(Stored items from a collection)
——————————
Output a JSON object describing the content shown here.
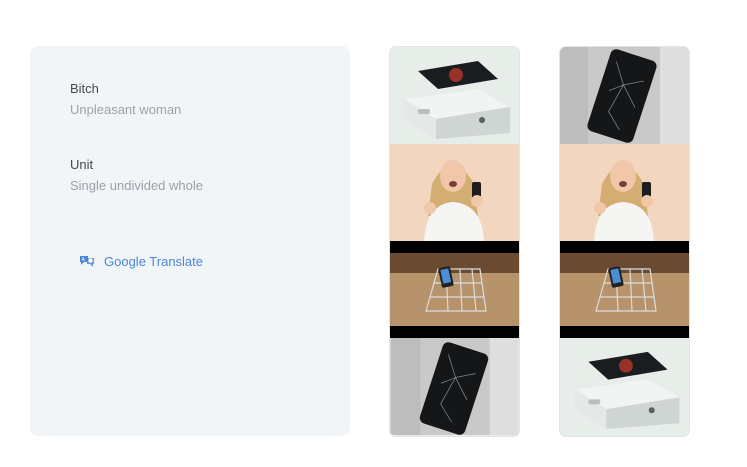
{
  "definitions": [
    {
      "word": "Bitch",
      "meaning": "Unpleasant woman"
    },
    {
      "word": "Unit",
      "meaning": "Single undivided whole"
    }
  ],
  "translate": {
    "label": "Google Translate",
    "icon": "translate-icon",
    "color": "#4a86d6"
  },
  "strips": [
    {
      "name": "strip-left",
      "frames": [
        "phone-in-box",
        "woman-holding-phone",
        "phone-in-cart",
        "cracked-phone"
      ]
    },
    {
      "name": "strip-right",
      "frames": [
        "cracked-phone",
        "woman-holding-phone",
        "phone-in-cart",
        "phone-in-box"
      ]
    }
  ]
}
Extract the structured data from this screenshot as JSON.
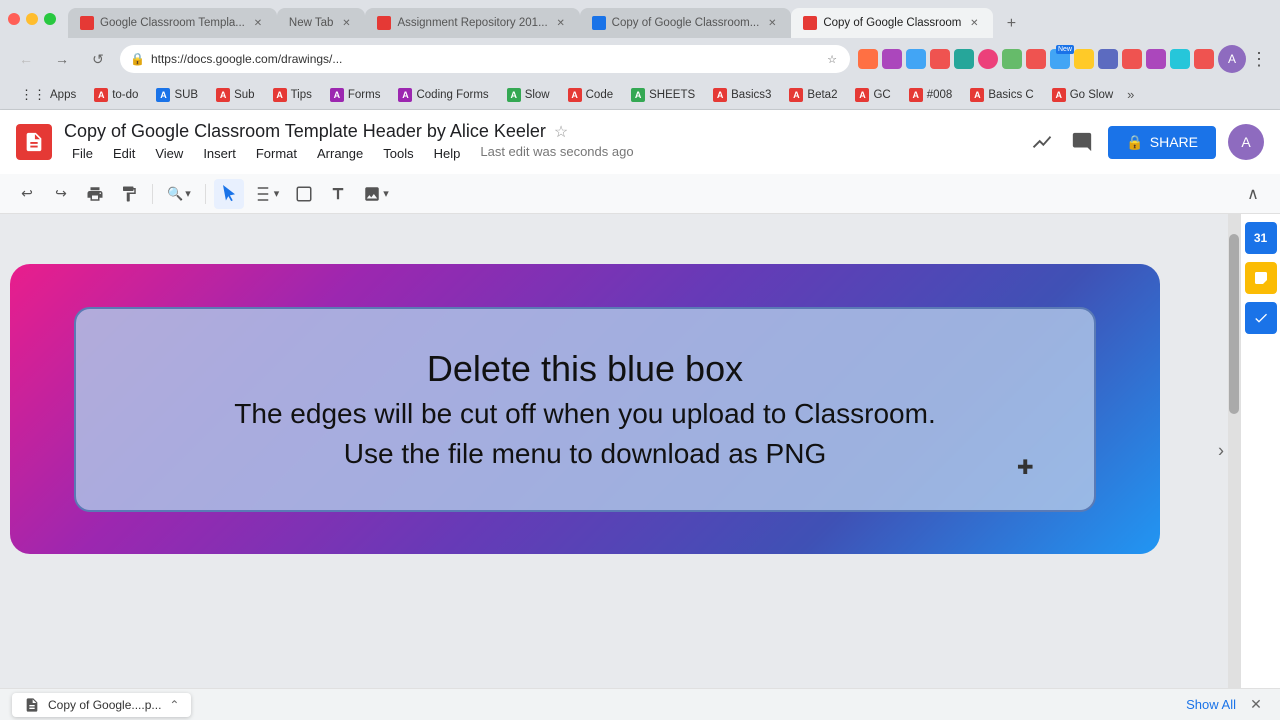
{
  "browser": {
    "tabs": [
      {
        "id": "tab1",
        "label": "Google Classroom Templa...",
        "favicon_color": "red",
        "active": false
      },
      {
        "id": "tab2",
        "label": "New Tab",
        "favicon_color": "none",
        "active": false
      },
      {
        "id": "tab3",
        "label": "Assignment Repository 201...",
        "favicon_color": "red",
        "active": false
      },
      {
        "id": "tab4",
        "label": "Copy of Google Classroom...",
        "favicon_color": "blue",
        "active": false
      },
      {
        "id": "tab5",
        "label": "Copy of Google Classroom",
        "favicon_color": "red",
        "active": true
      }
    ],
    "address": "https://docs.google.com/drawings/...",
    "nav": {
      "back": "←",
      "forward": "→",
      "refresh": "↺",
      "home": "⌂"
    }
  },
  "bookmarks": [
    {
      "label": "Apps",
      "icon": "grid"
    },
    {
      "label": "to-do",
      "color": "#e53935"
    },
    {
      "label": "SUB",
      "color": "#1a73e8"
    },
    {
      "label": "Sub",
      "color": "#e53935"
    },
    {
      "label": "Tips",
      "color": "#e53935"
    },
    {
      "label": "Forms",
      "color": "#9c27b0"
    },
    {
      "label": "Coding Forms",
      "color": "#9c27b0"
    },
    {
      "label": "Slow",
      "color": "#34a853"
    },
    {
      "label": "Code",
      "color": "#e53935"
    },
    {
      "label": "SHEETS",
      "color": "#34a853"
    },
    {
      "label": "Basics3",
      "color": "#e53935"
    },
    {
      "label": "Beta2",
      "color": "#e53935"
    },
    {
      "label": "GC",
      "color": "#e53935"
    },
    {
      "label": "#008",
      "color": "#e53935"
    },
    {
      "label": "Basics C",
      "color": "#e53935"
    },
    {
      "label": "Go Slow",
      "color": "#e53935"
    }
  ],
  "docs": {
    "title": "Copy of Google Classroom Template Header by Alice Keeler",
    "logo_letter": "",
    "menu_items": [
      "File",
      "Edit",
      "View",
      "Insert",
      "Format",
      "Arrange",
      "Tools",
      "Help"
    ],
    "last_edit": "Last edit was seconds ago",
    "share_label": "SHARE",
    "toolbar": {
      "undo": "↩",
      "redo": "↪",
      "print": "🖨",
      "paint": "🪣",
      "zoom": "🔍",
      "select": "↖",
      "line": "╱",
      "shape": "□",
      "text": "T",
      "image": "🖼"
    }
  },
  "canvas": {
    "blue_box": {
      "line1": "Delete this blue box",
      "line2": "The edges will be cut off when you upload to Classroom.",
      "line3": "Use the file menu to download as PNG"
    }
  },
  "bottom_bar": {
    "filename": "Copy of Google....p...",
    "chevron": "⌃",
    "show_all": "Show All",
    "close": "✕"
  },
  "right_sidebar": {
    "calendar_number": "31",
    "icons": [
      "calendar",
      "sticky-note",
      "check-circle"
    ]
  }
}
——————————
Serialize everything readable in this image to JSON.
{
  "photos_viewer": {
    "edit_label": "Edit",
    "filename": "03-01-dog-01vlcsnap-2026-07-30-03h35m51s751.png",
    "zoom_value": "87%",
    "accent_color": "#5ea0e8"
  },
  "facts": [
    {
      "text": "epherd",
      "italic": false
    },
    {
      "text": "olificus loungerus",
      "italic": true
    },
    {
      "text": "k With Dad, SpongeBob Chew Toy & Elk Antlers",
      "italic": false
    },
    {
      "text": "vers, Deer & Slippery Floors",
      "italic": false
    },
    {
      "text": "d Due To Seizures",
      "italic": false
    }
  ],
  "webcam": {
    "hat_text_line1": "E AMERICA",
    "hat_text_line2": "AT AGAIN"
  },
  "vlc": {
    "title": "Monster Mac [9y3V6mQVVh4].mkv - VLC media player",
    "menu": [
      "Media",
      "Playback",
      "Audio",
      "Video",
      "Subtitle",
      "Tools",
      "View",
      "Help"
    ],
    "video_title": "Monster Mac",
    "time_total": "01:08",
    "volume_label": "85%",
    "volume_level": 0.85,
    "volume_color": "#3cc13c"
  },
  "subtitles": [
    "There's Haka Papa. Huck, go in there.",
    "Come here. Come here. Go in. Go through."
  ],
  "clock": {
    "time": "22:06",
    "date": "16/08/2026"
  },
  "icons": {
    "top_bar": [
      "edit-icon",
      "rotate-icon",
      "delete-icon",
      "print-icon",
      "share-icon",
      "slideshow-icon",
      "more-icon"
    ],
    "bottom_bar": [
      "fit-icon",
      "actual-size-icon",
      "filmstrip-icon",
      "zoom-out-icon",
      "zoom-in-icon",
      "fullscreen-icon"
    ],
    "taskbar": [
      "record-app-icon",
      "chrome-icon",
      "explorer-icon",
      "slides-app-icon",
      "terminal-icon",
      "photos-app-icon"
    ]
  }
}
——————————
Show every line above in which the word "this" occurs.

EXERCISE SOLUTION:
Extract the structured data from this screenshot as JSON.
      "line1": "Delete this blue box",
Serialize everything readable in this image to JSON.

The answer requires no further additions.